According to a report published by the EU Science Hub, 80% of the eco-impact of a product is locked in at the design phase, which makes it imperative that questions such as whether a product will help in the drive toward net-zero are dealt with from the earliest possible stage.
Sustainable design is not just something for the future, it’s already appearing in a range of different sectors all around the globe.
Here are a few examples:
The non-profit company Solar Cookers International developed a solar power cooker for use in the developed world.
By drawing power from the sun rather than burning solid fuel, the cookers will greatly reduce the amount of smoke being breathed in by the people doing the cooking – a factor which the World Health Organisation has estimated leads to the death of 2 million women and children each year.
At the same time, the switch from burning wood will reduce deforestation which impacts animal habitats and the wider ecosystem as a whole. The cookers work through the simple technique of using aluminium foil to direct sunlight into a small dark pot or box, which absorbs the energy and turns it into heat sufficient to cook food or even boil water.
The High Touch Faucet (or tap) not only looks extremely stylish but also plays a part in reducing the amount of water wasted by the average household.
The touch screen enables the exact amount of water needed to be set, while built-in radar senses when the correct water level has been reached and cuts off the supply, thus eliminating the risk of waste.
According to a report recently published by the IEA, the number of electric vehicles globally is set to grow from 3 million to 125 million by 2030. One of the major infrastructural challenges facing any country which – like the UK – when pushing a switch to hybrid or all-electric vehicles is the relative lack of charging stations.
Several solutions for this issue are currently being promoted by designers across the globe.
The first of these is the conversion of roadside cabinets which currently play a role in telecom infrastructure into kerbside charging points, an innovation which is being driven by German telecom company Deutsche Telekom.
Another solution is the pop-up EV charger developed by London based Urban Electric Networks, which could be placed below ground level – as with bollards – when not in operation. When activated by a smartphone app the charger will rise from the pavement, enabling drivers to charge their vehicles when needed.
Eco friendly carrier bags
So-called ‘bags for life’ is familiar to most shoppers, but the Greentote is a reusable, modular, 100% recyclable container made from renewable sources.
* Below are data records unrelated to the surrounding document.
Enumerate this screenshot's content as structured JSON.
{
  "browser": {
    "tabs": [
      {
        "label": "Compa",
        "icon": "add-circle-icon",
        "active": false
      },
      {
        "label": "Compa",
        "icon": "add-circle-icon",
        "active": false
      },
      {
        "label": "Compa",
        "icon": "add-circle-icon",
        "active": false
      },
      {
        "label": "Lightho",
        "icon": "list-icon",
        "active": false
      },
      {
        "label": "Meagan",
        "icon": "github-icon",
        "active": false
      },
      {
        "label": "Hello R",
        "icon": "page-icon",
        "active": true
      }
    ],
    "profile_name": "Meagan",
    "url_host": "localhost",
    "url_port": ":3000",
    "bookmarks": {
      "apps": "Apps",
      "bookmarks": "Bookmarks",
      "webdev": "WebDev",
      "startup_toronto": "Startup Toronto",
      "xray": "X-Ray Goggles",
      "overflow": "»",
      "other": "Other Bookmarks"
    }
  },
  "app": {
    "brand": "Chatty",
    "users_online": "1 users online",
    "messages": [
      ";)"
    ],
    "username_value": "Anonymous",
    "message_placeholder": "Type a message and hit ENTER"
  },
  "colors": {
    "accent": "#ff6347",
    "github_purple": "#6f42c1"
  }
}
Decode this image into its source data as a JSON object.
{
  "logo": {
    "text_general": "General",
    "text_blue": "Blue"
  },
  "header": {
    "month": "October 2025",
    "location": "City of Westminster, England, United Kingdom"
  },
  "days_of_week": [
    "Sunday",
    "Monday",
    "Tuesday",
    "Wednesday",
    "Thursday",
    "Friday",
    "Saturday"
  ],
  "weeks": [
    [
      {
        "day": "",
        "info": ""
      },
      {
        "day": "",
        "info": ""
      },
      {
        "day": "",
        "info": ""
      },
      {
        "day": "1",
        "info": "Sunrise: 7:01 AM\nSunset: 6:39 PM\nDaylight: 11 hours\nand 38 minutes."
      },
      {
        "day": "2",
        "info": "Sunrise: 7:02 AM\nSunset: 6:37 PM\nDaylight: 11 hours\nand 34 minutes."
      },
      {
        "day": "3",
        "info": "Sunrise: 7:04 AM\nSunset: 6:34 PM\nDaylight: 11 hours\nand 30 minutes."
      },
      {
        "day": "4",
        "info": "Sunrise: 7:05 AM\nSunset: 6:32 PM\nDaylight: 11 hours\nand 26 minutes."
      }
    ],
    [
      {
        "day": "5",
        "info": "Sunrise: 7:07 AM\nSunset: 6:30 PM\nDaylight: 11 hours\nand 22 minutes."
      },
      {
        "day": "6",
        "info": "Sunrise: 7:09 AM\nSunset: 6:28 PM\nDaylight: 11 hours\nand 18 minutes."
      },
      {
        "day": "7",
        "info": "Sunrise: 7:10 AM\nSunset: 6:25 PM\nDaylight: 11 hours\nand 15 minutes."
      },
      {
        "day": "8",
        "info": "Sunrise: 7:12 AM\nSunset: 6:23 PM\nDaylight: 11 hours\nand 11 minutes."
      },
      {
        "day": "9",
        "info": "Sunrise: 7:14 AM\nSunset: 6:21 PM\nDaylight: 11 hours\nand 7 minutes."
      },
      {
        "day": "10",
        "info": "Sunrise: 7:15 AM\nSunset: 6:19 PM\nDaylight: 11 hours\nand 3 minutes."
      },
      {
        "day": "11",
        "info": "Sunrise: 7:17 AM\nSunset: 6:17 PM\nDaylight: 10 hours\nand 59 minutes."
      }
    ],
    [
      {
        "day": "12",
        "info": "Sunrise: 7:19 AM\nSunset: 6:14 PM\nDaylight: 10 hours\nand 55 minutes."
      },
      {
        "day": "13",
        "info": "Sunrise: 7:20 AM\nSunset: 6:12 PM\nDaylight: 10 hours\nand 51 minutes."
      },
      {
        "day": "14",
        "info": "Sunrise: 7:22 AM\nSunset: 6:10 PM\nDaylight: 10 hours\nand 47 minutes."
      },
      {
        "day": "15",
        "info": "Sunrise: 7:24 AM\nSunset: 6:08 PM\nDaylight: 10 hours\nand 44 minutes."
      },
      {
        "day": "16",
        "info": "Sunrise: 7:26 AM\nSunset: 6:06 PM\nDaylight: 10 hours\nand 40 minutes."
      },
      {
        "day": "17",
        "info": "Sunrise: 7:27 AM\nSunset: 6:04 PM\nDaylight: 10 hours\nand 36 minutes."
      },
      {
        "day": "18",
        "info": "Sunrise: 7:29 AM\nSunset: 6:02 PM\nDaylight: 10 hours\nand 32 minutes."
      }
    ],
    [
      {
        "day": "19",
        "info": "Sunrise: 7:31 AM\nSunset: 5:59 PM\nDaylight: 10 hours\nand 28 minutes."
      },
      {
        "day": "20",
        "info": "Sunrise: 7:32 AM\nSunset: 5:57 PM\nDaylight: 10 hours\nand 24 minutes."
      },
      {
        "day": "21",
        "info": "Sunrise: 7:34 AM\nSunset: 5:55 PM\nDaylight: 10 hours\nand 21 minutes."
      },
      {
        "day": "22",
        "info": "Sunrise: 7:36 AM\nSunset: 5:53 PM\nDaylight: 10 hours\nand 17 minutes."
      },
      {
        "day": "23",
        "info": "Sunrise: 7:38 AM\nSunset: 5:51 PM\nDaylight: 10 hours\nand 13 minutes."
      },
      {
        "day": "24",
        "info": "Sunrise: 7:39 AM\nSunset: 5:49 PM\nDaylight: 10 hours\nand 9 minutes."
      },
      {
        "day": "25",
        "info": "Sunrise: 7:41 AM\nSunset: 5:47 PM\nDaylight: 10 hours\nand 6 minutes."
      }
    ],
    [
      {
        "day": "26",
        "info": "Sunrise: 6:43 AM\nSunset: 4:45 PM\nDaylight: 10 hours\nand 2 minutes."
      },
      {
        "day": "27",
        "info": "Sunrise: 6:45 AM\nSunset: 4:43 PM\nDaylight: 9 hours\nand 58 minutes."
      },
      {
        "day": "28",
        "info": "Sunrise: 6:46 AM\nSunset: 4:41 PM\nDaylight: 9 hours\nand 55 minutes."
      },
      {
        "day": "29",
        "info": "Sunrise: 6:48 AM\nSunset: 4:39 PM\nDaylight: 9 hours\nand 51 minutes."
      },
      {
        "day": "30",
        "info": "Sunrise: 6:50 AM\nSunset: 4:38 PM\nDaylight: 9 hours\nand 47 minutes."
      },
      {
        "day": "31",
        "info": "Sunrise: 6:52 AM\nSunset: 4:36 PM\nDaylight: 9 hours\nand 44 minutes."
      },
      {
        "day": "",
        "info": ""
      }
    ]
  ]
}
Each unit can hold more than three times the contents of the average carrier bag and manufacturers DS Smith boast that the units interlock for safer storage and transportation.
Reducing single-use food packaging
When is a bottle not a bottle? When it’s a Frugal Bottle. This is a 75cl wine bottle made from 94% recycled cardboard with a food-grade liner.
This British innovation comes in at a cost close to a labelled glass bottle, whilst being five times lighter and having a carbon footprint that is 84% lower than a glass bottle. It also has a lower water footprint than a glass bottle, and the recycled cardboard enables wine producers to design 360-degree branding for their products.
Playing a part through design
Engagement with the climate emergency is no longer merely an option or luxury for businesses; it has become an absolute imperative.
Everyone must play their part in driving toward net-zero, and those brands which are perceived to be doing less than their level best will be punished by consumers who are increasingly driven by ethical concerns. Clever design can ensure that eco-concerns are baked into products from the earliest possible stage, and the team at Cambridge Design Technology know exactly how to make that happen.
If you’d like to know more about how design can play a role in delivering your corporate social responsibility policies, then give us a call on +44 (0) 1223 662300, drop an email to email@example.com or fill in the enquiry form on our website.